Twitter handles (e.g. @username) — returns those who have mentioned or replied to
Names (e.g. "David Pogue")
Hashtags (e.g. #sxsw, #london2012)
Bio details (e.g. vegan, Olympics, father)
Muck Rack's Advanced Search allows for many boolean operators.
Find results that mention multiple specified terms, use AND or
+. For example, ensure each result contains both Elon Musk and Mark Zuckerberg by
searching Obama AND Romney or Obama + Romney.
Use the operators OR or , to broaden your search when you'd like either of
multiple terms to appear in results. (This is the default behavior of our search when no operators
are used.) For example, search for democrat OR republican to find results that refer to
Democrats and/or Republicans.
Use NOT or - to subtract results from your search. For
example, searching Disney will yield results about the Walt Disney Company as well as Walt Disney
World Resort. To exclude mentions of Disney World, search for Disney -World or Disney
When using one of these operators with a phrase, enclose it in quotation marks. For example, you can
find results about smartphones excluding Apple's iPhone 4S by searching smartphone -"iPhone
Exact case matching or punctuation
If you're searching for a brand name or keyword that relies on specific punctuation marks or capitalization, you can
find results that match your exact query by adding matchcase: before the keyword you're searching for, like matchcase:E*TRADE .
Use parentheses to separate multiple
boolean phrases. For example, to find journalists talking about having fun in Disney World or
Disneyland, search for ("disney world" OR disneyland) AND fun.
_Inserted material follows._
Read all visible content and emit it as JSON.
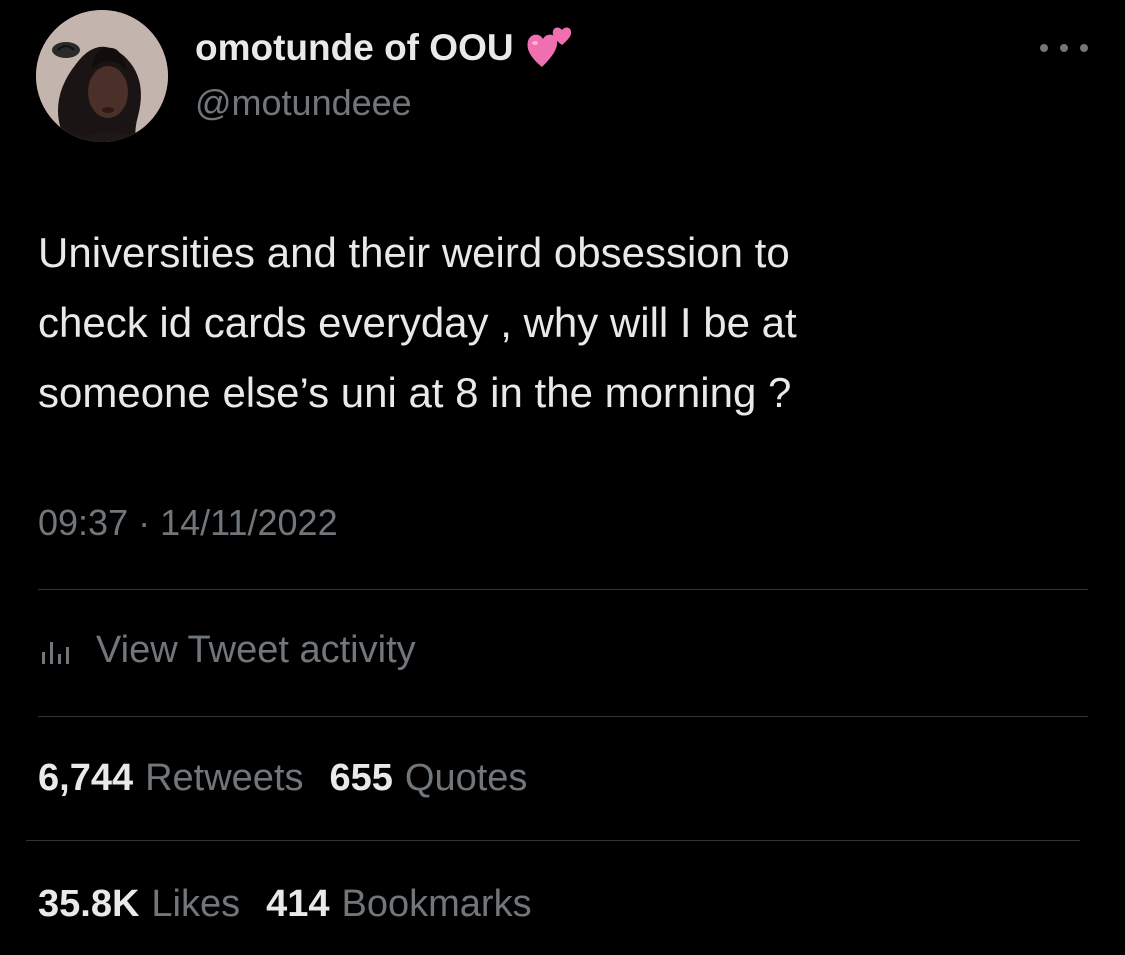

An asterisk can be used to search for any variation of a root word truncated by the asterisk. For example, searching for admin* will return results for administrator, administration, administer, administered, etc.
A near operator is an AND operator where you can control the distance between the words. You can vary the distance the near operation uses by adding a forward slash and number (between 0-99) such as strawberries NEAR/10 "whipped cream", which means the strawberries must exist within 10 words of "whipped cream".